Monday, June 5, 2023
HomeentertainmentMovie NewsCannes rising star: 'Old Oak' breaks out as Ebla Mari escapes drama...

Cannes rising star: 'Old Oak' breaks out as Ebla Mari escapes drama class from Ken Loach's final film

Ebla Mari confesses. Oak before she was asked to play the lead role in Ken Loach’s latest (and likely last) film The Old , she said she was “ashamed” to say she didn’t know who the director was.

Not that the 15 year old really had any reason to do it.
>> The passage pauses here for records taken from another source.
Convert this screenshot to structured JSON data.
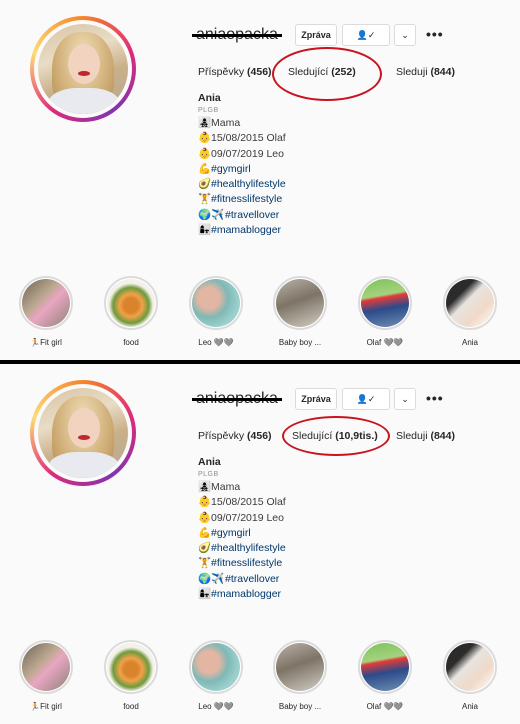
{
  "profiles": [
    {
      "username": "aniaopacka",
      "buttons": {
        "message": "Zpráva",
        "follow_icon": "👤✓",
        "more_icon": "⌄",
        "options": "•••"
      },
      "stats": {
        "posts_label": "Příspěvky",
        "posts_value": "(456)",
        "followers_label": "Sledující",
        "followers_value": "(252)",
        "following_label": "Sleduji",
        "following_value": "(844)"
      },
      "bio": {
        "name": "Ania",
        "category": "PLGB",
        "lines": [
          {
            "emoji": "👩‍👧‍👦",
            "text": "Mama"
          },
          {
            "emoji": "👶",
            "text": "15/08/2015 Olaf"
          },
          {
            "emoji": "👶",
            "text": "09/07/2019 Leo"
          },
          {
            "emoji": "💪",
            "text": "#gymgirl"
          },
          {
            "emoji": "🥑",
            "text": "#healthylifestyle"
          },
          {
            "emoji": "🏋",
            "text": "#fitnesslifestyle"
          },
          {
            "emoji": "🌍✈️",
            "text": "#travellover"
          },
          {
            "emoji": "👩‍👧",
            "text": "#mamablogger"
          }
        ]
      },
      "highlights": [
        {
          "label": "🏃Fit girl"
        },
        {
          "label": "food"
        },
        {
          "label": "Leo 🩶🩶"
        },
        {
          "label": "Baby boy ..."
        },
        {
          "label": "Olaf 🩶🩶"
        },
        {
          "label": "Ania"
        }
      ]
    },
    {
      "username": "aniaopacka",
      "buttons": {
        "message": "Zpráva",
        "follow_icon": "👤✓",
        "more_icon": "⌄",
        "options": "•••"
      },
      "stats": {
        "posts_label": "Příspěvky",
        "posts_value": "(456)",
        "followers_label": "Sledující",
        "followers_value": "(10,9tis.)",
        "following_label": "Sleduji",
        "following_value": "(844)"
      },
      "bio": {
        "name": "Ania",
        "category": "PLGB",
        "lines": [
          {
            "emoji": "👩‍👧‍👦",
            "text": "Mama"
          },
          {
            "emoji": "👶",
            "text": "15/08/2015 Olaf"
          },
          {
            "emoji": "👶",
            "text": "09/07/2019 Leo"
          },
          {
            "emoji": "💪",
            "text": "#gymgirl"
          },
          {
            "emoji": "🥑",
            "text": "#healthylifestyle"
          },
          {
            "emoji": "🏋",
            "text": "#fitnesslifestyle"
          },
          {
            "emoji": "🌍✈️",
            "text": "#travellover"
          },
          {
            "emoji": "👩‍👧",
            "text": "#mamablogger"
          }
        ]
      },
      "highlights": [
        {
          "label": "🏃Fit girl"
        },
        {
          "label": "food"
        },
        {
          "label": "Leo 🩶🩶"
        },
        {
          "label": "Baby boy ..."
        },
        {
          "label": "Olaf 🩶🩶"
        },
        {
          "label": "Ania"
        }
      ]
    }
  ],
  "colors": {
    "annotation_circle": "#c8141e",
    "hashtag": "#00376b",
    "divider": "#000000"
  }
}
as a Syrian drama teacher in the village of Majdal Shams, part of the Golan Heights, which has been in Israel since the Six Day War in Under Military Occupation, and with no previous screen experience, it’s understandable if Loach’s work – which focuses largely on troubles within British society – might have outdone her . But Mary soon caught up.
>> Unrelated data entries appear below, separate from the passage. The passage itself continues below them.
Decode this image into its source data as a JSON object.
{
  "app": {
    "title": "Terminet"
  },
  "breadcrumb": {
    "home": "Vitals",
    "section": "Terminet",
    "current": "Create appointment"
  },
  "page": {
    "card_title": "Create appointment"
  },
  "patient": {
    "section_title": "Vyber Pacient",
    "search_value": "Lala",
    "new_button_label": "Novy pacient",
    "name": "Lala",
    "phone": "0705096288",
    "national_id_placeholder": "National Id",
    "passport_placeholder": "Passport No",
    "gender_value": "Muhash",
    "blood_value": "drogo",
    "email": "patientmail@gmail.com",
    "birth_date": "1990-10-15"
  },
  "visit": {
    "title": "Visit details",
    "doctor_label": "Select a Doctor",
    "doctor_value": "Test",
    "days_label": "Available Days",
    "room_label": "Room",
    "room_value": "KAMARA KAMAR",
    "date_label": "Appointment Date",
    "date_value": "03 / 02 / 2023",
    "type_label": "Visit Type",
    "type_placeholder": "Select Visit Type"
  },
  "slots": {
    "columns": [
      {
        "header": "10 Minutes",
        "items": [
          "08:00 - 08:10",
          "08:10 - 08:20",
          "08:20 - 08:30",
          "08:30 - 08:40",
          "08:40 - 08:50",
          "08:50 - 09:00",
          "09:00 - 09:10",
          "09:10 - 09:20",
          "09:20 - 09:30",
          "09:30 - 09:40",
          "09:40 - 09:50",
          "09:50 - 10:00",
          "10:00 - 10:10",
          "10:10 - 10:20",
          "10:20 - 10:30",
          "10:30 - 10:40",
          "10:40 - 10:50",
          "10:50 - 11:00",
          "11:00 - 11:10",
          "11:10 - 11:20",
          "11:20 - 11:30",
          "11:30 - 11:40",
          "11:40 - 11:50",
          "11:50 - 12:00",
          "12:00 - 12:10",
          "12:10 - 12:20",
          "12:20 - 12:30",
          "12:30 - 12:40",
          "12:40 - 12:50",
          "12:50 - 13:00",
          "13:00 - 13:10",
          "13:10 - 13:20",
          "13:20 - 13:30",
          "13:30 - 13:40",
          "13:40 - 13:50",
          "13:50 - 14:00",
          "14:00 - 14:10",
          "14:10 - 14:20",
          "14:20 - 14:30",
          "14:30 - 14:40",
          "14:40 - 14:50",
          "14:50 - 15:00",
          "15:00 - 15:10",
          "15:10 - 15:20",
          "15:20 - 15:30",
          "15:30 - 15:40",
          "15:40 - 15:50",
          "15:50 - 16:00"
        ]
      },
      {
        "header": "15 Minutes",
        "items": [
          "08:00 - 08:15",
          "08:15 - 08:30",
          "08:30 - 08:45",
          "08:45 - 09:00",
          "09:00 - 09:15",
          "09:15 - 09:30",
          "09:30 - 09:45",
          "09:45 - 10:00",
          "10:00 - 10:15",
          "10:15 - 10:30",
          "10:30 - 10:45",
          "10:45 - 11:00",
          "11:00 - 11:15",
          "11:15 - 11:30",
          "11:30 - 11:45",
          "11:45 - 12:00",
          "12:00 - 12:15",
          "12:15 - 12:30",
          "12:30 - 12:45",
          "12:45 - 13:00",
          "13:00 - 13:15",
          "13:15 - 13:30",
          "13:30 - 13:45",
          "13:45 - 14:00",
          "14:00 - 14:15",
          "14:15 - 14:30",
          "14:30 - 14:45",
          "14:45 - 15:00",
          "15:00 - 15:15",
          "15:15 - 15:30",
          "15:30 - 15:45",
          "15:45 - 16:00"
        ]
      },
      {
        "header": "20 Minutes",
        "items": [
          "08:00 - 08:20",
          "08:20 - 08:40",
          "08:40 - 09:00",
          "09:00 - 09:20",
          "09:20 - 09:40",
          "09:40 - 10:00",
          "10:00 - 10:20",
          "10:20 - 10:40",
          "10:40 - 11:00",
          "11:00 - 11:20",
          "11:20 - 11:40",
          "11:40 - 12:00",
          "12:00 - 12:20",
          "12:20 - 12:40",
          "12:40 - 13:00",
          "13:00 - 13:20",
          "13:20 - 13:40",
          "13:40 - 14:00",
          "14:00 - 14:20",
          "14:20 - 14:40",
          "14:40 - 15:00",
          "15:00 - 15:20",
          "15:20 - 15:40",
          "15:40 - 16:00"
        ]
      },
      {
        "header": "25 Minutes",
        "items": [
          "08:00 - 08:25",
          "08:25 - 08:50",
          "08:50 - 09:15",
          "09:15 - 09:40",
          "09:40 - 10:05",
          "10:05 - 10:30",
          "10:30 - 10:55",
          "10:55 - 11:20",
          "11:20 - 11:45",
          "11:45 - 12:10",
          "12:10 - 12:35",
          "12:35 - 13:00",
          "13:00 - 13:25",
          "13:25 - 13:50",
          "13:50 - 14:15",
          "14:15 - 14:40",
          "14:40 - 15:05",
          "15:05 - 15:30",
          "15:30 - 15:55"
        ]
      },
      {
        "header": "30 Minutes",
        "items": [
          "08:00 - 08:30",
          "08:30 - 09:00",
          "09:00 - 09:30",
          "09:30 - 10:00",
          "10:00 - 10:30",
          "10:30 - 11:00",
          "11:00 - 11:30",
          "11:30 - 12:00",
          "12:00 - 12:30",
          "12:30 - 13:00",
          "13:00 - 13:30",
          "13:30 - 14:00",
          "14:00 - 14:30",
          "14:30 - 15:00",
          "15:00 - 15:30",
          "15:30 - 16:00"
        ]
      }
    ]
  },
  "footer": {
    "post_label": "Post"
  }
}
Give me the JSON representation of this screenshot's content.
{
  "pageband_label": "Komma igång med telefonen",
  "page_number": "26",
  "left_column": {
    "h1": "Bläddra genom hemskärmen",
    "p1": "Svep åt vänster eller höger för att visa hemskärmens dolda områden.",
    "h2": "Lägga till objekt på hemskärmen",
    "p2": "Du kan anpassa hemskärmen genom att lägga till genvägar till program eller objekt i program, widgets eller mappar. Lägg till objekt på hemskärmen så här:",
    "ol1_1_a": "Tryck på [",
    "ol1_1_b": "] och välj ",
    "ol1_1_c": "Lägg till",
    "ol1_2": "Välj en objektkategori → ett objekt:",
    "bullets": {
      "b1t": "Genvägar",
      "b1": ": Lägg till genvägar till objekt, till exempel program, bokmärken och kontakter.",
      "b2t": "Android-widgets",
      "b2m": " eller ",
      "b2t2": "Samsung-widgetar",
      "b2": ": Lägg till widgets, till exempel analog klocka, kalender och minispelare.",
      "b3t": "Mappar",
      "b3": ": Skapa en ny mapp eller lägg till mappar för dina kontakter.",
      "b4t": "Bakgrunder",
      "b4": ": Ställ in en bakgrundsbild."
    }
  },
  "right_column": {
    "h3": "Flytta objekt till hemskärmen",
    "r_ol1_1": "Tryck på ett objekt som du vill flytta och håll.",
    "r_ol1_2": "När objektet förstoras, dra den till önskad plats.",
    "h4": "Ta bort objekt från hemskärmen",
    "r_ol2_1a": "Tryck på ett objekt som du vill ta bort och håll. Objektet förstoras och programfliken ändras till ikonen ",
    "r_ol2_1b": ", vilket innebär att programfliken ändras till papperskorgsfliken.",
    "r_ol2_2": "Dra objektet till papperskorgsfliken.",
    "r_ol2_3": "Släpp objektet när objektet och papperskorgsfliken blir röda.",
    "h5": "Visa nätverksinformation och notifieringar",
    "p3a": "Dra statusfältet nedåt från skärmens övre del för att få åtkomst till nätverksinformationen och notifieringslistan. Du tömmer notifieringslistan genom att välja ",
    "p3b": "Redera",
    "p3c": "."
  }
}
In The Old Oak,

she plays Yara, a Syrian refugee who recently arrived in the UK​ Guo left the family with her to a former mining town in north-east England and into the center of a community torn apart by decades of neglect, where cheap homes were sold online to unknown overseas companies. It is also a community that often sees its foreign immigrants as part of the problem rather than in solidarity as fellow victims. Yara becomes the key bridge after befriending TJ, manager of the last remaining bar in the village, which turns into a battleground.
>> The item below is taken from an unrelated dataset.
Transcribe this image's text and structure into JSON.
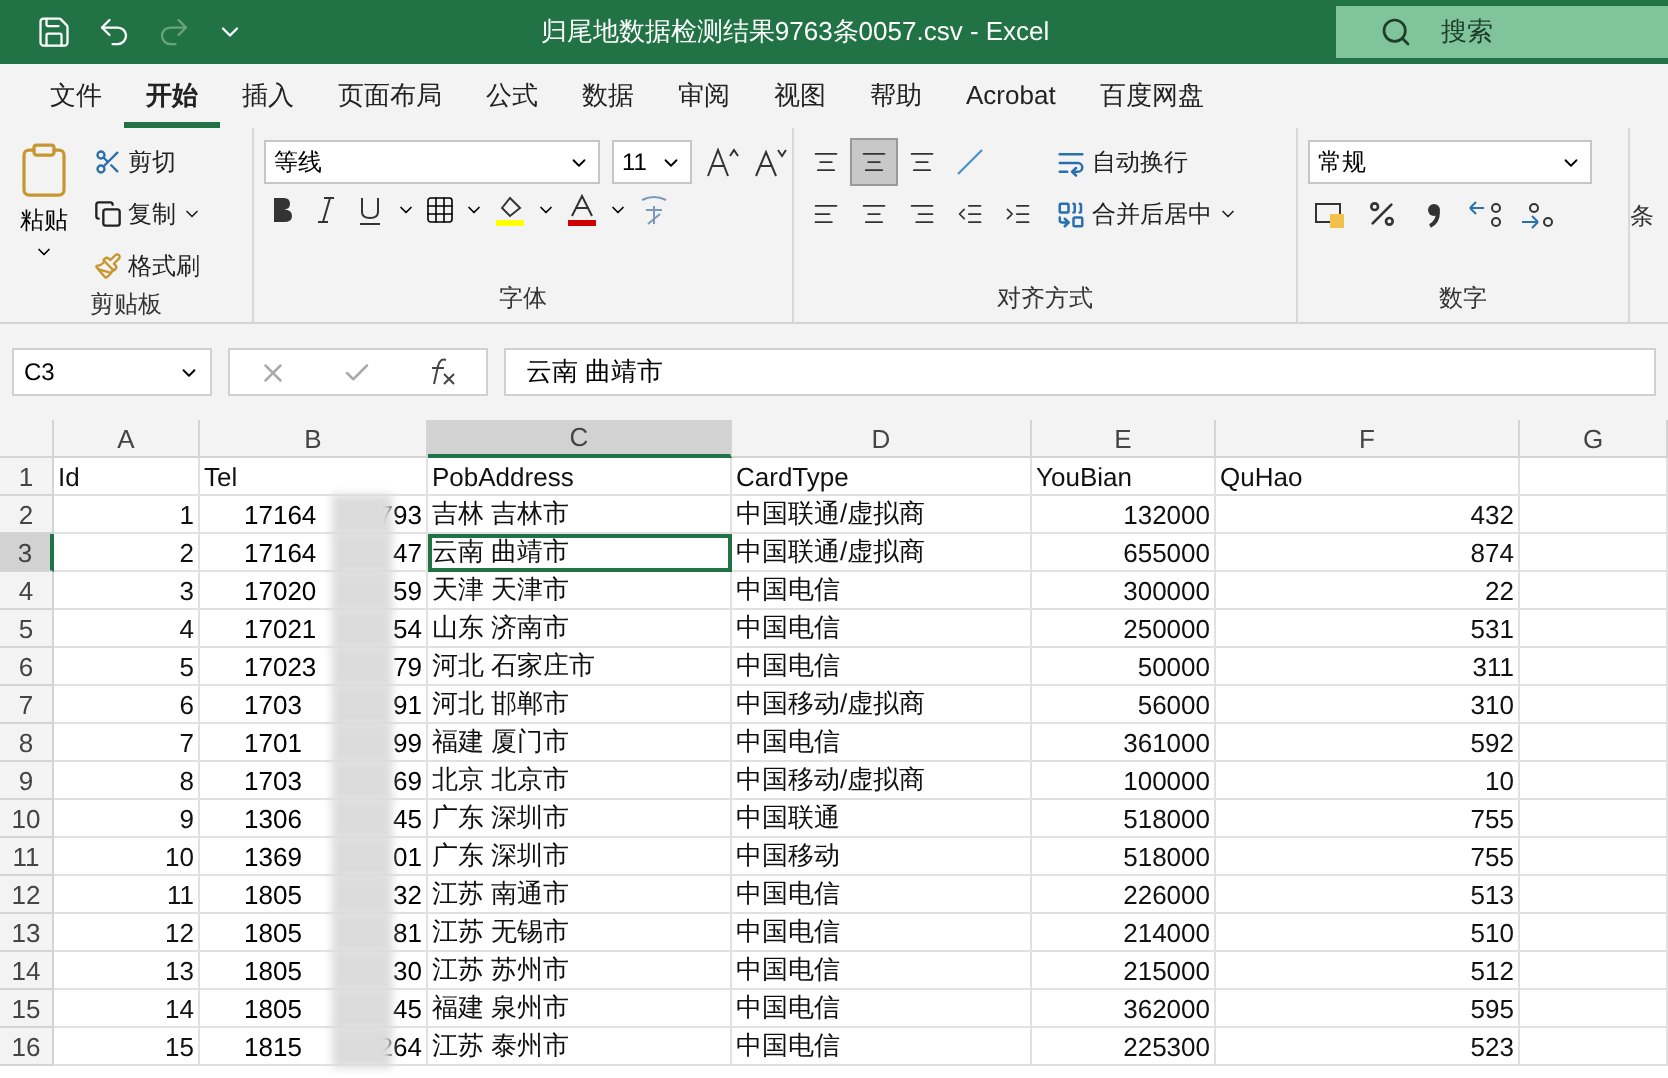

It was actually Palestinian director Annemarie Jacir who first connected Mary to the film. “She was helping Ken find a Syrian actress in Syria and the Golan Heights, and she knew an actress from my village, and she talked to her about me,” she said. minutes of Zoom with Loach and his casting director, Kahleen Crawford, followed by an online audition at Summer Mari is in Newcastle near where The Old Oak was shot.

While she may not be a Syrian refugee like Yara, Mari points out that the decade-long civil war has only occurred on the border of her homeland. “It’s not that far away,” she said. “We can see it and hear the bombs, we have family there. So I know what’s going on.”

But to tie this story to Yara’s To connect, she researched the city of Homs, where the character came from, learned the exact accent, watched documentaries and talked to friends. While in the UK, two weeks before filming began, she visited Syrian refugees sent by the authorities to live in these old mining towns, going into their homes and hearing their stories.

“It was very, very difficult and very emotional to hear it so close,” she said. “On the one hand, it’s obviously a good thing that they’re not in a tent in a refugee camp. But on the other hand, it’s an ongoing trauma. Their families are separated and they feel alone.”

Like many of Loach’s stars over the years, in her feature debut and first experience at the Cannes Film Festival, Mari is back to work, 32022rd and next month 7th grade (students only know their teacher is “in the movie”).

“But it’s temporary – my dream is to do more acting and study filmmaking at the same time,” she said.

Having experienced Loach’s work in the most personal way, what does Mari think of the director?

“I feel lucky because this is an art that I believe in, and the way the story is handled is very human to what’s going on – I think it’s very important,” she said. “I’m not sure if this is his last – he’s still passionate and driven about doing things. I hope it’s not the last.”



Please enter your comment!
Please enter your name here


Featured NEWS